-- WORK ORDER --
Give a verbatim copy of the lines below, minus the pictures.

-- SUPPLIED MATERIAL --

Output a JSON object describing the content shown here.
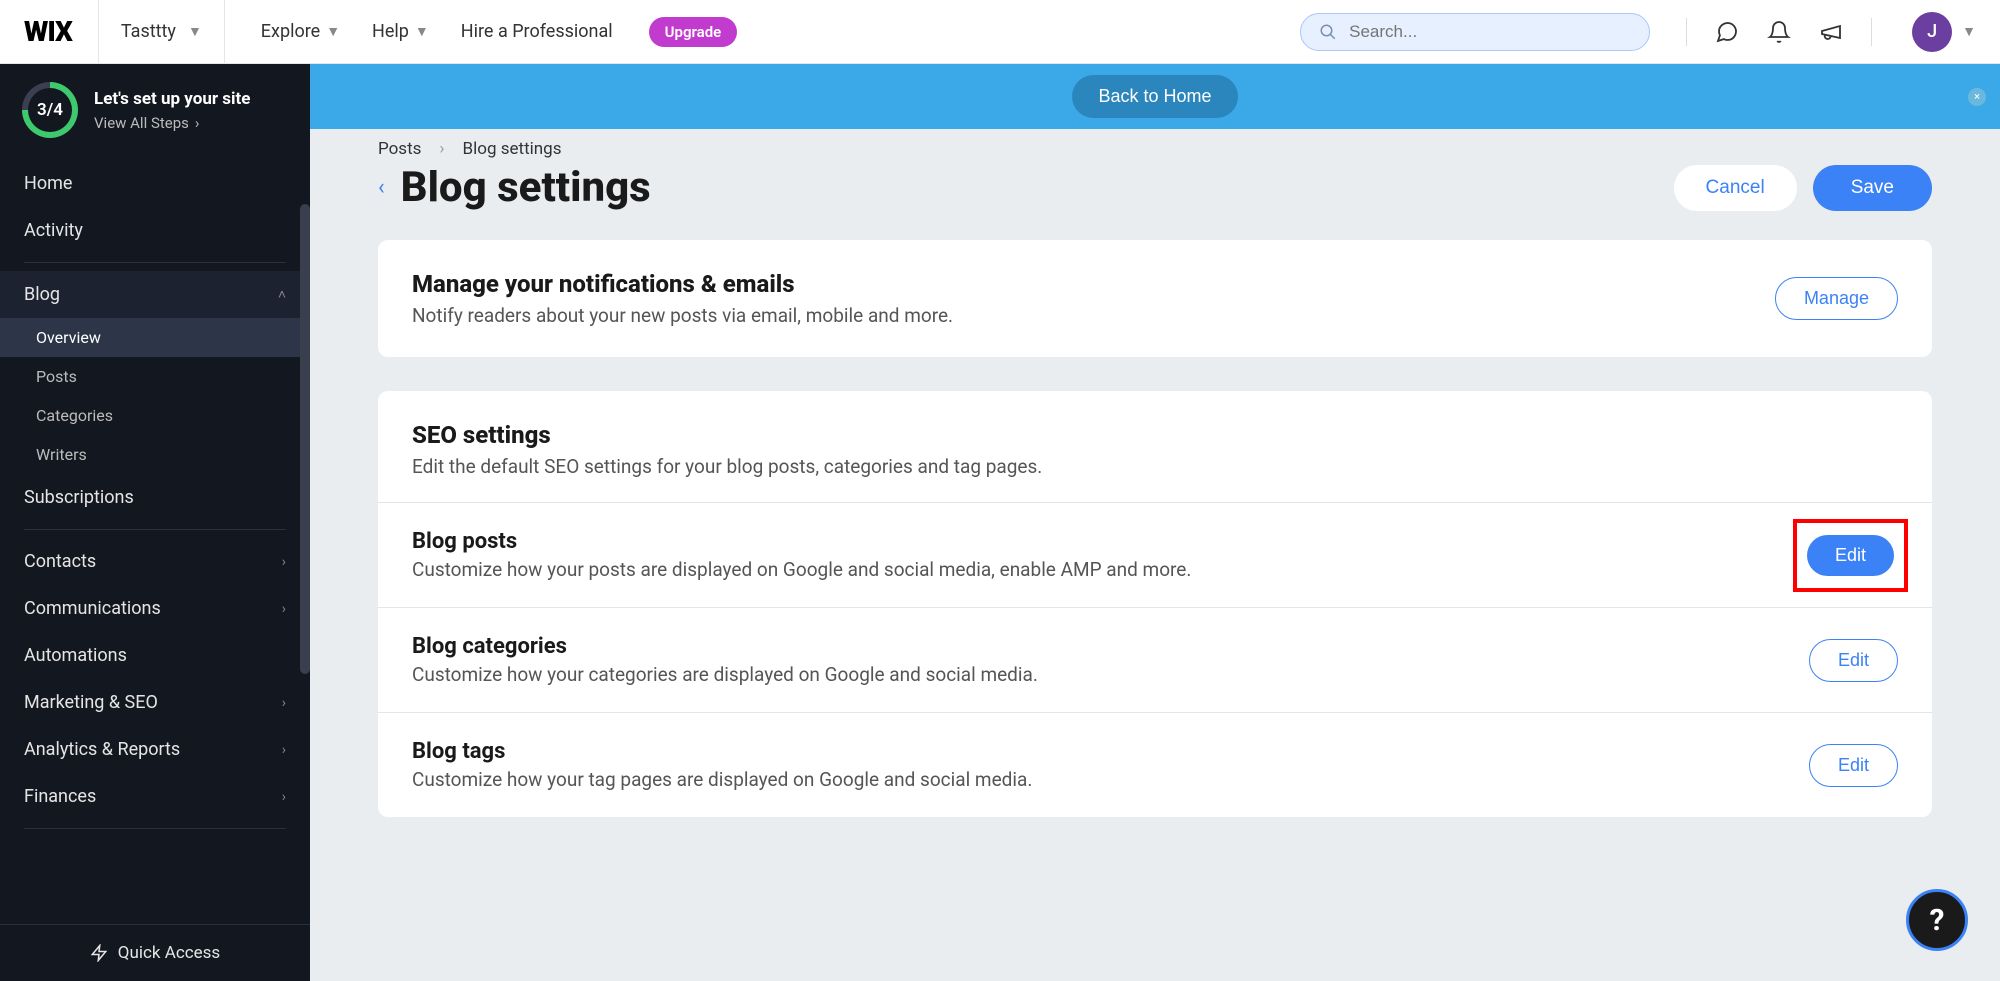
{
  "topbar": {
    "logo": "WIX",
    "site_name": "Tasttty",
    "nav": {
      "explore": "Explore",
      "help": "Help",
      "hire": "Hire a Professional"
    },
    "upgrade": "Upgrade",
    "search_placeholder": "Search...",
    "avatar_initial": "J"
  },
  "sidebar": {
    "setup": {
      "progress": "3/4",
      "title": "Let's set up your site",
      "link": "View All Steps"
    },
    "items": {
      "home": "Home",
      "activity": "Activity",
      "blog": "Blog",
      "subscriptions": "Subscriptions",
      "contacts": "Contacts",
      "communications": "Communications",
      "automations": "Automations",
      "marketing": "Marketing & SEO",
      "analytics": "Analytics & Reports",
      "finances": "Finances"
    },
    "blog_sub": {
      "overview": "Overview",
      "posts": "Posts",
      "categories": "Categories",
      "writers": "Writers"
    },
    "quick_access": "Quick Access"
  },
  "banner": {
    "button": "Back to Home",
    "close": "×"
  },
  "breadcrumb": {
    "posts": "Posts",
    "settings": "Blog settings"
  },
  "page": {
    "title": "Blog settings",
    "cancel": "Cancel",
    "save": "Save"
  },
  "notifications_card": {
    "title": "Manage your notifications & emails",
    "desc": "Notify readers about your new posts via email, mobile and more.",
    "button": "Manage"
  },
  "seo_card": {
    "title": "SEO settings",
    "desc": "Edit the default SEO settings for your blog posts, categories and tag pages.",
    "items": [
      {
        "title": "Blog posts",
        "desc": "Customize how your posts are displayed on Google and social media, enable AMP and more.",
        "button": "Edit"
      },
      {
        "title": "Blog categories",
        "desc": "Customize how your categories are displayed on Google and social media.",
        "button": "Edit"
      },
      {
        "title": "Blog tags",
        "desc": "Customize how your tag pages are displayed on Google and social media.",
        "button": "Edit"
      }
    ]
  },
  "help_fab": "?"
}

-- EXERCISE ANSWER --
Output a JSON object describing the content shown here.
{
  "topbar": {
    "logo": "WIX",
    "site_name": "Tasttty",
    "nav": {
      "explore": "Explore",
      "help": "Help",
      "hire": "Hire a Professional"
    },
    "upgrade": "Upgrade",
    "search_placeholder": "Search...",
    "avatar_initial": "J"
  },
  "sidebar": {
    "setup": {
      "progress": "3/4",
      "title": "Let's set up your site",
      "link": "View All Steps"
    },
    "items": {
      "home": "Home",
      "activity": "Activity",
      "blog": "Blog",
      "subscriptions": "Subscriptions",
      "contacts": "Contacts",
      "communications": "Communications",
      "automations": "Automations",
      "marketing": "Marketing & SEO",
      "analytics": "Analytics & Reports",
      "finances": "Finances"
    },
    "blog_sub": {
      "overview": "Overview",
      "posts": "Posts",
      "categories": "Categories",
      "writers": "Writers"
    },
    "quick_access": "Quick Access"
  },
  "banner": {
    "button": "Back to Home",
    "close": "×"
  },
  "breadcrumb": {
    "posts": "Posts",
    "settings": "Blog settings"
  },
  "page": {
    "title": "Blog settings",
    "cancel": "Cancel",
    "save": "Save"
  },
  "notifications_card": {
    "title": "Manage your notifications & emails",
    "desc": "Notify readers about your new posts via email, mobile and more.",
    "button": "Manage"
  },
  "seo_card": {
    "title": "SEO settings",
    "desc": "Edit the default SEO settings for your blog posts, categories and tag pages.",
    "items": [
      {
        "title": "Blog posts",
        "desc": "Customize how your posts are displayed on Google and social media, enable AMP and more.",
        "button": "Edit"
      },
      {
        "title": "Blog categories",
        "desc": "Customize how your categories are displayed on Google and social media.",
        "button": "Edit"
      },
      {
        "title": "Blog tags",
        "desc": "Customize how your tag pages are displayed on Google and social media.",
        "button": "Edit"
      }
    ]
  },
  "help_fab": "?"
}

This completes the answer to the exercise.